Ben-Izak: Aside from the 90-day supply maximum, schedule I, II and III drugs are banned. These are narcotic-based drugs, sleeping pills, pain pills or any medication that can be abused or is habit-forming.
Q: What about safety? The FDA says they can’t guarantee the safety of drugs from Canada.
Ben-Izak: This is propaganda put out by the drug manufacturers in collusion with the FDA. Seventy-five percent of the drugs sold in Canada are manufactured in the U.S. They are shipped to Canada and re-imported to the U.S. The drugs that are manufactured in Canada come under the strict control of Health Canada, which is Canada’s version of the FDA. Its guidelines for approving a drug are at least as strict as the United State’s FDA. The only real variance is that Health Canada usually accepts the FDA test results of drugs that are approved in the U.S.
Q: If most of these drugs are being re-imported, why can’t we buy these drugs here at the price Canadians pay?
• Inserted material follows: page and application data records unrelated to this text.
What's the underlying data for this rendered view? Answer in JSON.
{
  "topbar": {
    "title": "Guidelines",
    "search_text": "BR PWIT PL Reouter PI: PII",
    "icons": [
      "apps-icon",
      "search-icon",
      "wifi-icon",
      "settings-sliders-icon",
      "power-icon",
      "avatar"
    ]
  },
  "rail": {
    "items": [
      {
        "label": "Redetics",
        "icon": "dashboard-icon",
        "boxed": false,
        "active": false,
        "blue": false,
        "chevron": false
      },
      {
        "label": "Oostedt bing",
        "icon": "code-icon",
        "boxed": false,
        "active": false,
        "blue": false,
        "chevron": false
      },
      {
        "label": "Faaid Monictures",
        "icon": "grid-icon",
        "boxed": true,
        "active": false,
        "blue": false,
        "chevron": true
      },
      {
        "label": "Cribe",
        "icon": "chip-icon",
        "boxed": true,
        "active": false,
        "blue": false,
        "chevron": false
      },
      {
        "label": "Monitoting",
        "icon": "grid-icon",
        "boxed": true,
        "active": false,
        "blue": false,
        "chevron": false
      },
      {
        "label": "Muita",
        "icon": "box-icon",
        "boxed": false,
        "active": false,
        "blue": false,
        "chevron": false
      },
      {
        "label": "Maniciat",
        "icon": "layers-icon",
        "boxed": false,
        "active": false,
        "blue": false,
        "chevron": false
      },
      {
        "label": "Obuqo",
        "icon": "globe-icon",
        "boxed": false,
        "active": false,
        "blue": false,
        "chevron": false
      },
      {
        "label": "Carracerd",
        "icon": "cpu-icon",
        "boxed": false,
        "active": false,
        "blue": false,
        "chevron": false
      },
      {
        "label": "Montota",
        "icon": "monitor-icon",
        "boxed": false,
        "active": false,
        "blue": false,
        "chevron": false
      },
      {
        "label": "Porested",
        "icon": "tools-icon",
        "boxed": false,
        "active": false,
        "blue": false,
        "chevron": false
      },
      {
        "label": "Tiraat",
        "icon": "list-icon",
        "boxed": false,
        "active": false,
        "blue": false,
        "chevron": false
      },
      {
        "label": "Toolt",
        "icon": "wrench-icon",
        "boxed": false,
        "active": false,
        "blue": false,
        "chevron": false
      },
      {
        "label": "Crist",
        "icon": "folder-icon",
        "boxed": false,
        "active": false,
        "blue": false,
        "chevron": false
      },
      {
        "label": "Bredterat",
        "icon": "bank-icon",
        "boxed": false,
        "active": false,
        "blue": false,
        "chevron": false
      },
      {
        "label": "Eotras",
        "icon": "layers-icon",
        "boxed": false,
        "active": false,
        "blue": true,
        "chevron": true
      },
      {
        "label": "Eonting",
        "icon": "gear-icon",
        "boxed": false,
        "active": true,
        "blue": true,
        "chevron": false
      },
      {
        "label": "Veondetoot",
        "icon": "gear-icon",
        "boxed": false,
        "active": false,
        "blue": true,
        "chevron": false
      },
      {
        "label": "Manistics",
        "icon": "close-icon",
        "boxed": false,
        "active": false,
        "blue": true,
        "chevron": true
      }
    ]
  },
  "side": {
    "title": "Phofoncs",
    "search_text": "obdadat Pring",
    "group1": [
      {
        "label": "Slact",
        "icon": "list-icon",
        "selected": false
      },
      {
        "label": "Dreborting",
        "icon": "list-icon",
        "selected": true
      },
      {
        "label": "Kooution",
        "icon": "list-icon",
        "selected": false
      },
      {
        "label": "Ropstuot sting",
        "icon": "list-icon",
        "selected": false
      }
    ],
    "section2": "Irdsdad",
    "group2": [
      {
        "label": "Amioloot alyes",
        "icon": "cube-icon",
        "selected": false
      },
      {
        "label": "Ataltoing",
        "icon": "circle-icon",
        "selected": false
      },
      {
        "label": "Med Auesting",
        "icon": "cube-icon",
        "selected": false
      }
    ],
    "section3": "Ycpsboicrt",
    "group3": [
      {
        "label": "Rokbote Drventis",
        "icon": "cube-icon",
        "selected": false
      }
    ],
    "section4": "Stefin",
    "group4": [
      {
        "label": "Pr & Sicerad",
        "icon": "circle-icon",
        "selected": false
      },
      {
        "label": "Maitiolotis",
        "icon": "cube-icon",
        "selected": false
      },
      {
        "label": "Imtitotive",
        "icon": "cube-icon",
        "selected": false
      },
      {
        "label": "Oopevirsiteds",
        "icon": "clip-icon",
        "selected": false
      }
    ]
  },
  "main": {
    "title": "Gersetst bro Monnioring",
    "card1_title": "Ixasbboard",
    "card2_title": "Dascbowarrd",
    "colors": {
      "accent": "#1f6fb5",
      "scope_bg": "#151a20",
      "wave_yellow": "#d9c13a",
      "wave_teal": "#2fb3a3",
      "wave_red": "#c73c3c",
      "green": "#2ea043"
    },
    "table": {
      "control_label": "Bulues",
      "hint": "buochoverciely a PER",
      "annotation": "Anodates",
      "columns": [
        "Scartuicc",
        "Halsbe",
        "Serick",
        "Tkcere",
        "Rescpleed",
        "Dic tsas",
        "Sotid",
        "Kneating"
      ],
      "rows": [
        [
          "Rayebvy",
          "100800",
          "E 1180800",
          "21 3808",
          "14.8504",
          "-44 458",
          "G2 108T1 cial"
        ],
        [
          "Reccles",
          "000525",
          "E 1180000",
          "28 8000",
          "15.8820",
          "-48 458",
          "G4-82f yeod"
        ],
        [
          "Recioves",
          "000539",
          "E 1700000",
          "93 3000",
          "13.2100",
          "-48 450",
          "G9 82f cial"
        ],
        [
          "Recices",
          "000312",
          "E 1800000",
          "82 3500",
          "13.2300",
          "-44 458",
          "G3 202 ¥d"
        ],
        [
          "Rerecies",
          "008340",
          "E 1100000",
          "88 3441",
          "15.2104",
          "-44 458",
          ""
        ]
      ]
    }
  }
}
Ben-Izak: The reason is that Canada has price controls. That is, any manufacturer that wants to sell its drugs in Canada must sell them for a price set by the Canadian government. This is because Canada has a form of socialized medicine and pays for a lot of the population’s medical expenses with government funds. Since the government is the purchaser of the majority of the drugs sold in Canada, they can set the price.
Q: What about ordering over the Internet or through “800” numbers. Is it safe?
Ben-Izak: Ordering over the Internet is safe as long as you’re dealing with a reputable pharmacy. How to find a reputable pharmacy is a little trickier. When I order over the Internet, I check out the websites that the SF Dept. of Health lists on its site and research any other sites of interest. I can’t personally recommend any of the “800” pharmacies that are advertising on various media because I simply haven’t done enough research in this area or know people who have experience doing this.
Q: What about people who don’t have computers or do not want to use “800” numbers?
Ben-Izak: There are now storefront locations where a person can go to order from Canada. These types of operations charge the same as if the client went directly to the Internet to order. Instead of raising prices, they are paid a referral fee from the Canadian pharmacy they are doing business with.
Q: Are there any hidden charges?
Ben-Izak: There are no hidden charges. There is a shipping fee of $14.99, which can include numerous prescriptions. The fee is per order so it behooves a customer to fill all their prescription needs at the same time.
Q: How long does it take to get medications from a U.S. store doing business with Canada?
Ben-Izak: It takes about 10 days and the order is shipped directly to the client, not to the U.S. business.
Q: How long do you think this cross-border ordering will continue?
Ben-Izak: As long as the drug companies are allowed to overcharge the American public, this will continue. It has reached a point where the only way this flood from the north will stop is for the drug manufacturers to lower their prices to something close to Canadian prices.
Q: The drug manufacturers claim that they need to charge high prices to support their research and development. Is this true?
Ben-Izak: Not even close! The drug manufacturers spend only 8 percent on research and development. The federal government subsidizes the drug companies an additional 5 percent with our tax dollars (for a total of 13 percent) for their R&D. These companies spend 16 percent of their income on advertising, which is double what they spend on research and development.
Q: What do you think the solution will be?
Ben-Izak: The U.S. has to go to a form of socialized or government subsidized medicine. We are the only developed nation that does not take care of all of its citizens when it comes to health care. We are the wealthiest country on Earth, yet a large part of the population is falling through the cracks when it comes to health care. With the aging Baby Boomer population getting older, the problem is only going to get worse.
Ben-Izak’s business, Discount Canadian Pharmaceuticals, is located at 5345 Geary Blvd. For more information, call 831-8602.